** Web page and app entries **
□ □ □
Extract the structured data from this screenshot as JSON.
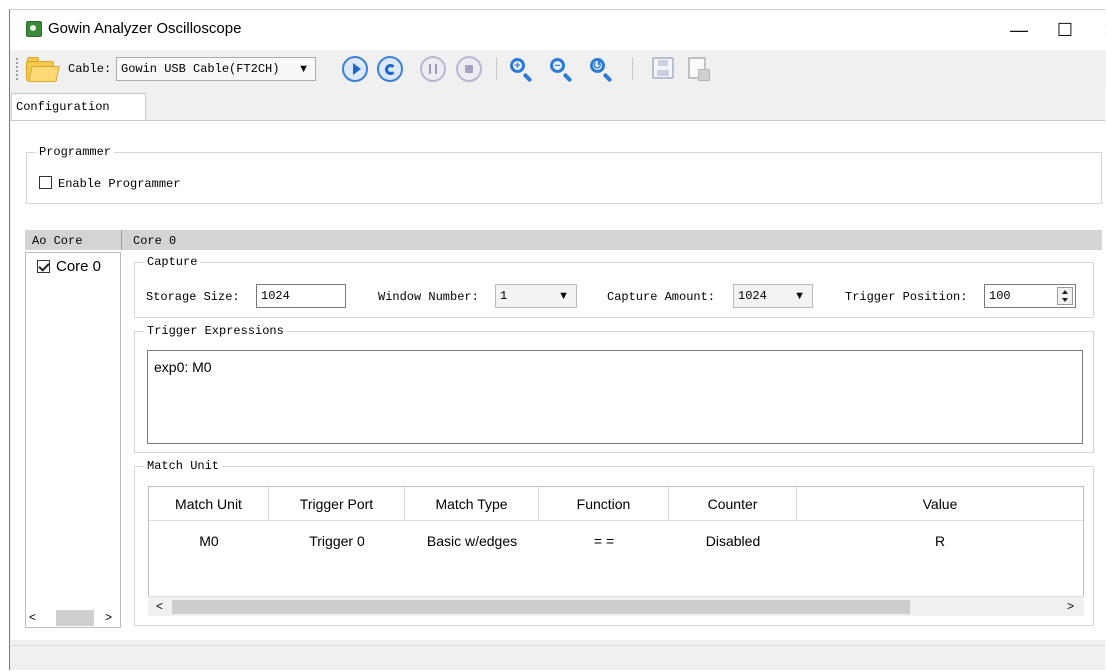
{
  "window": {
    "title": "Gowin Analyzer Oscilloscope",
    "controls": {
      "minimize_icon": "minimize-icon",
      "maximize_icon": "maximize-icon",
      "close_icon": "close-icon"
    }
  },
  "toolbar": {
    "cable_label": "Cable:",
    "cable_value": "Gowin USB Cable(FT2CH)",
    "icons": [
      "open-folder-icon",
      "run-icon",
      "repeat-run-icon",
      "step-icon",
      "stop-icon",
      "zoom-in-icon",
      "zoom-out-icon",
      "zoom-fit-icon",
      "save-icon",
      "export-icon"
    ]
  },
  "tabs": [
    {
      "label": "Configuration",
      "active": true
    }
  ],
  "programmer": {
    "group_title": "Programmer",
    "enable_label": "Enable Programmer",
    "enabled": false
  },
  "core_list": {
    "header": "Ao Core",
    "items": [
      {
        "label": "Core 0",
        "checked": true
      }
    ]
  },
  "core_panel": {
    "header": "Core 0",
    "capture": {
      "group_title": "Capture",
      "storage_size_label": "Storage Size:",
      "storage_size_value": "1024",
      "window_number_label": "Window Number:",
      "window_number_value": "1",
      "capture_amount_label": "Capture Amount:",
      "capture_amount_value": "1024",
      "trigger_position_label": "Trigger Position:",
      "trigger_position_value": "100"
    },
    "trigger_expressions": {
      "group_title": "Trigger Expressions",
      "text": "exp0: M0"
    },
    "match_unit": {
      "group_title": "Match Unit",
      "columns": [
        "Match Unit",
        "Trigger Port",
        "Match Type",
        "Function",
        "Counter",
        "Value"
      ],
      "rows": [
        [
          "M0",
          "Trigger 0",
          "Basic w/edges",
          "= =",
          "Disabled",
          "R"
        ]
      ]
    }
  },
  "colors": {
    "accent_blue": "#1f66c9",
    "header_gray": "#d4d4d4",
    "window_bg": "#f0f0f0"
  }
}
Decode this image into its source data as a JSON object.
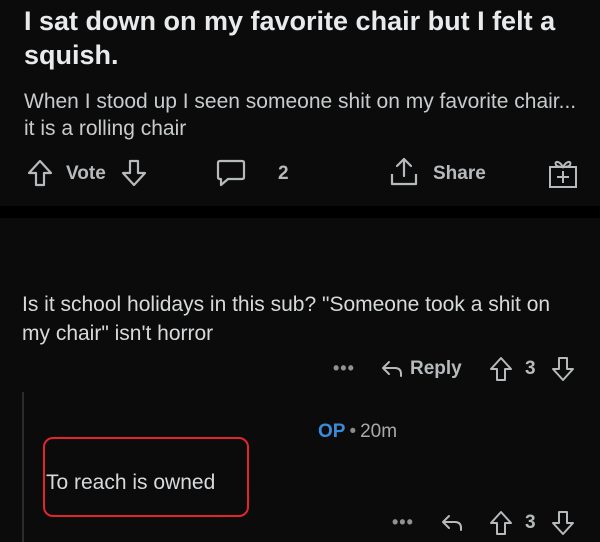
{
  "post": {
    "title": "I sat down on my favorite chair but I felt a squish.",
    "body": "When I stood up I seen someone shit on my favorite chair... it is a rolling chair",
    "vote_label": "Vote",
    "comment_count": "2",
    "share_label": "Share"
  },
  "comment": {
    "text": "Is it school holidays in this sub? \"Someone took a shit on my chair\" isn't horror",
    "more_label": "•••",
    "reply_label": "Reply",
    "score": "3"
  },
  "reply": {
    "author": "OP",
    "separator": "•",
    "time": "20m",
    "text": "To reach is owned",
    "more_label": "•••",
    "score": "3"
  },
  "colors": {
    "background": "#000000",
    "card": "#0b0b0b",
    "op_accent": "#3c8bd8",
    "highlight": "#e0262c"
  },
  "icons": [
    "upvote-icon",
    "downvote-icon",
    "comment-icon",
    "share-icon",
    "award-icon",
    "reply-arrow-icon"
  ]
}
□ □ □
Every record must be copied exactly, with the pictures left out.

Extract the structured data from this screenshot as JSON.
{
  "window": {
    "title": "Gowin Analyzer Oscilloscope",
    "controls": {
      "minimize_icon": "minimize-icon",
      "maximize_icon": "maximize-icon",
      "close_icon": "close-icon"
    }
  },
  "toolbar": {
    "cable_label": "Cable:",
    "cable_value": "Gowin USB Cable(FT2CH)",
    "icons": [
      "open-folder-icon",
      "run-icon",
      "repeat-run-icon",
      "step-icon",
      "stop-icon",
      "zoom-in-icon",
      "zoom-out-icon",
      "zoom-fit-icon",
      "save-icon",
      "export-icon"
    ]
  },
  "tabs": [
    {
      "label": "Configuration",
      "active": true
    }
  ],
  "programmer": {
    "group_title": "Programmer",
    "enable_label": "Enable Programmer",
    "enabled": false
  },
  "core_list": {
    "header": "Ao Core",
    "items": [
      {
        "label": "Core 0",
        "checked": true
      }
    ]
  },
  "core_panel": {
    "header": "Core 0",
    "capture": {
      "group_title": "Capture",
      "storage_size_label": "Storage Size:",
      "storage_size_value": "1024",
      "window_number_label": "Window Number:",
      "window_number_value": "1",
      "capture_amount_label": "Capture Amount:",
      "capture_amount_value": "1024",
      "trigger_position_label": "Trigger Position:",
      "trigger_position_value": "100"
    },
    "trigger_expressions": {
      "group_title": "Trigger Expressions",
      "text": "exp0: M0"
    },
    "match_unit": {
      "group_title": "Match Unit",
      "columns": [
        "Match Unit",
        "Trigger Port",
        "Match Type",
        "Function",
        "Counter",
        "Value"
      ],
      "rows": [
        [
          "M0",
          "Trigger 0",
          "Basic w/edges",
          "= =",
          "Disabled",
          "R"
        ]
      ]
    }
  },
  "colors": {
    "accent_blue": "#1f66c9",
    "header_gray": "#d4d4d4",
    "window_bg": "#f0f0f0"
  }
}
Decode this image into its source data as a JSON object.
{
  "post": {
    "title": "I sat down on my favorite chair but I felt a squish.",
    "body": "When I stood up I seen someone shit on my favorite chair... it is a rolling chair",
    "vote_label": "Vote",
    "comment_count": "2",
    "share_label": "Share"
  },
  "comment": {
    "text": "Is it school holidays in this sub? \"Someone took a shit on my chair\" isn't horror",
    "more_label": "•••",
    "reply_label": "Reply",
    "score": "3"
  },
  "reply": {
    "author": "OP",
    "separator": "•",
    "time": "20m",
    "text": "To reach is owned",
    "more_label": "•••",
    "score": "3"
  },
  "colors": {
    "background": "#000000",
    "card": "#0b0b0b",
    "op_accent": "#3c8bd8",
    "highlight": "#e0262c"
  },
  "icons": [
    "upvote-icon",
    "downvote-icon",
    "comment-icon",
    "share-icon",
    "award-icon",
    "reply-arrow-icon"
  ]
}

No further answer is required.